Set the records down once more so that they match the source word for word.

[Start of section]

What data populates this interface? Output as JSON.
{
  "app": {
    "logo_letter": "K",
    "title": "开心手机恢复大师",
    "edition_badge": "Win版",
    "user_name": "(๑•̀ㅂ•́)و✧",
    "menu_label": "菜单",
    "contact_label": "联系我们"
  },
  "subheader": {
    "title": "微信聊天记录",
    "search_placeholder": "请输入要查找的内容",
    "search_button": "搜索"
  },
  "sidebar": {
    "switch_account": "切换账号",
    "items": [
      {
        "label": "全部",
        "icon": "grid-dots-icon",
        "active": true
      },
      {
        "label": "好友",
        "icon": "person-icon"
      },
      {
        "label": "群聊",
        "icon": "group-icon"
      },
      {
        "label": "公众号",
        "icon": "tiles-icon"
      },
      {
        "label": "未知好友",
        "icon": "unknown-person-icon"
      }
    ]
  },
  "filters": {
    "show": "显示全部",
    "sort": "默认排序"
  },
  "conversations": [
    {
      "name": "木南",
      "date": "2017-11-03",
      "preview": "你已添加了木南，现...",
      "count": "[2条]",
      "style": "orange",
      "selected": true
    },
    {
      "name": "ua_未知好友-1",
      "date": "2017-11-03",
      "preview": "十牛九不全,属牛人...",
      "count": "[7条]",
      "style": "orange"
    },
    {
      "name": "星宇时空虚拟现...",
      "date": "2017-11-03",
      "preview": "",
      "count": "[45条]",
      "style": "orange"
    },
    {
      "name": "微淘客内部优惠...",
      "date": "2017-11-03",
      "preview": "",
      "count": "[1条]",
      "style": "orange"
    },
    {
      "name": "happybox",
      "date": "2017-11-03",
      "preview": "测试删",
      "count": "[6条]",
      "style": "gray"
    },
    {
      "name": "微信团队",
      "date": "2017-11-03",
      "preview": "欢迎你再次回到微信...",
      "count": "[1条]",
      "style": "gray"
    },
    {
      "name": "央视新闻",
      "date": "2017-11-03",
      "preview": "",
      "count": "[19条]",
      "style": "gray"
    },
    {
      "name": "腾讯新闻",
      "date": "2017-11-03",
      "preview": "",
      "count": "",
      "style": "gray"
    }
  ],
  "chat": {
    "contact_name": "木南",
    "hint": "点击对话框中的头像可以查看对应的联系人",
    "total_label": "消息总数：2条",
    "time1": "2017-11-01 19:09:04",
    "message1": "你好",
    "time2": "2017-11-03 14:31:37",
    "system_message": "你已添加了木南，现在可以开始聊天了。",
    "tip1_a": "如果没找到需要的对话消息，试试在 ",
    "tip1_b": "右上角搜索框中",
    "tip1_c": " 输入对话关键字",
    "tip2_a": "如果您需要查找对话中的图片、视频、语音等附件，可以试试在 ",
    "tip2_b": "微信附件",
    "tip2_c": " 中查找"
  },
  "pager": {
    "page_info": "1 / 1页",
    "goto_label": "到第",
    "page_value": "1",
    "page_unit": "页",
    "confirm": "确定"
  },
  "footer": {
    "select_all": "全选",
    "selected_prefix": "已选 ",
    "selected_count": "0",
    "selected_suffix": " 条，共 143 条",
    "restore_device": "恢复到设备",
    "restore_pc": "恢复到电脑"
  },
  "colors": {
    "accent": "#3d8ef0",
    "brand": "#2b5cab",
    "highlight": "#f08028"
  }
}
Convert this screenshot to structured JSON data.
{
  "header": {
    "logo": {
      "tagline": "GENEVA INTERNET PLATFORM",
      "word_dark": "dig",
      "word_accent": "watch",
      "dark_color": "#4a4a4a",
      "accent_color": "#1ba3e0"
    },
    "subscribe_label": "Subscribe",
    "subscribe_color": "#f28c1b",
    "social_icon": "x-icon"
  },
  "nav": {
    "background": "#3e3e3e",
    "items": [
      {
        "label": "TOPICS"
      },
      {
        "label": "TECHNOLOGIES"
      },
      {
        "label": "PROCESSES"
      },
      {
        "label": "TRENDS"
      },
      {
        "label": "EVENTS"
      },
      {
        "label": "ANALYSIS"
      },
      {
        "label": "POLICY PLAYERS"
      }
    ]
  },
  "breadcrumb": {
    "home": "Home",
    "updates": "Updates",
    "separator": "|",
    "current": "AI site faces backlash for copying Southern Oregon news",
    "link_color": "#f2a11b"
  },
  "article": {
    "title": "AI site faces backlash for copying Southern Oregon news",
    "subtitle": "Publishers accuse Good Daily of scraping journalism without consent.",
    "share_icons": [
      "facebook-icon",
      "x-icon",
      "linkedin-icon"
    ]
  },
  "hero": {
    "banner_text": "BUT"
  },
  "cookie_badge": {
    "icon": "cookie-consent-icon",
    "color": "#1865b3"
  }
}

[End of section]

§ THE COMPLETED TASK:
What data populates this interface? Output as JSON.
{
  "app": {
    "logo_letter": "K",
    "title": "开心手机恢复大师",
    "edition_badge": "Win版",
    "user_name": "(๑•̀ㅂ•́)و✧",
    "menu_label": "菜单",
    "contact_label": "联系我们"
  },
  "subheader": {
    "title": "微信聊天记录",
    "search_placeholder": "请输入要查找的内容",
    "search_button": "搜索"
  },
  "sidebar": {
    "switch_account": "切换账号",
    "items": [
      {
        "label": "全部",
        "icon": "grid-dots-icon",
        "active": true
      },
      {
        "label": "好友",
        "icon": "person-icon"
      },
      {
        "label": "群聊",
        "icon": "group-icon"
      },
      {
        "label": "公众号",
        "icon": "tiles-icon"
      },
      {
        "label": "未知好友",
        "icon": "unknown-person-icon"
      }
    ]
  },
  "filters": {
    "show": "显示全部",
    "sort": "默认排序"
  },
  "conversations": [
    {
      "name": "木南",
      "date": "2017-11-03",
      "preview": "你已添加了木南，现...",
      "count": "[2条]",
      "style": "orange",
      "selected": true
    },
    {
      "name": "ua_未知好友-1",
      "date": "2017-11-03",
      "preview": "十牛九不全,属牛人...",
      "count": "[7条]",
      "style": "orange"
    },
    {
      "name": "星宇时空虚拟现...",
      "date": "2017-11-03",
      "preview": "",
      "count": "[45条]",
      "style": "orange"
    },
    {
      "name": "微淘客内部优惠...",
      "date": "2017-11-03",
      "preview": "",
      "count": "[1条]",
      "style": "orange"
    },
    {
      "name": "happybox",
      "date": "2017-11-03",
      "preview": "测试删",
      "count": "[6条]",
      "style": "gray"
    },
    {
      "name": "微信团队",
      "date": "2017-11-03",
      "preview": "欢迎你再次回到微信...",
      "count": "[1条]",
      "style": "gray"
    },
    {
      "name": "央视新闻",
      "date": "2017-11-03",
      "preview": "",
      "count": "[19条]",
      "style": "gray"
    },
    {
      "name": "腾讯新闻",
      "date": "2017-11-03",
      "preview": "",
      "count": "",
      "style": "gray"
    }
  ],
  "chat": {
    "contact_name": "木南",
    "hint": "点击对话框中的头像可以查看对应的联系人",
    "total_label": "消息总数：2条",
    "time1": "2017-11-01 19:09:04",
    "message1": "你好",
    "time2": "2017-11-03 14:31:37",
    "system_message": "你已添加了木南，现在可以开始聊天了。",
    "tip1_a": "如果没找到需要的对话消息，试试在 ",
    "tip1_b": "右上角搜索框中",
    "tip1_c": " 输入对话关键字",
    "tip2_a": "如果您需要查找对话中的图片、视频、语音等附件，可以试试在 ",
    "tip2_b": "微信附件",
    "tip2_c": " 中查找"
  },
  "pager": {
    "page_info": "1 / 1页",
    "goto_label": "到第",
    "page_value": "1",
    "page_unit": "页",
    "confirm": "确定"
  },
  "footer": {
    "select_all": "全选",
    "selected_prefix": "已选 ",
    "selected_count": "0",
    "selected_suffix": " 条，共 143 条",
    "restore_device": "恢复到设备",
    "restore_pc": "恢复到电脑"
  },
  "colors": {
    "accent": "#3d8ef0",
    "brand": "#2b5cab",
    "highlight": "#f08028"
  }
}
Convert this screenshot to structured JSON data.
{
  "header": {
    "logo": {
      "tagline": "GENEVA INTERNET PLATFORM",
      "word_dark": "dig",
      "word_accent": "watch",
      "dark_color": "#4a4a4a",
      "accent_color": "#1ba3e0"
    },
    "subscribe_label": "Subscribe",
    "subscribe_color": "#f28c1b",
    "social_icon": "x-icon"
  },
  "nav": {
    "background": "#3e3e3e",
    "items": [
      {
        "label": "TOPICS"
      },
      {
        "label": "TECHNOLOGIES"
      },
      {
        "label": "PROCESSES"
      },
      {
        "label": "TRENDS"
      },
      {
        "label": "EVENTS"
      },
      {
        "label": "ANALYSIS"
      },
      {
        "label": "POLICY PLAYERS"
      }
    ]
  },
  "breadcrumb": {
    "home": "Home",
    "updates": "Updates",
    "separator": "|",
    "current": "AI site faces backlash for copying Southern Oregon news",
    "link_color": "#f2a11b"
  },
  "article": {
    "title": "AI site faces backlash for copying Southern Oregon news",
    "subtitle": "Publishers accuse Good Daily of scraping journalism without consent.",
    "share_icons": [
      "facebook-icon",
      "x-icon",
      "linkedin-icon"
    ]
  },
  "hero": {
    "banner_text": "BUT"
  },
  "cookie_badge": {
    "icon": "cookie-consent-icon",
    "color": "#1865b3"
  }
}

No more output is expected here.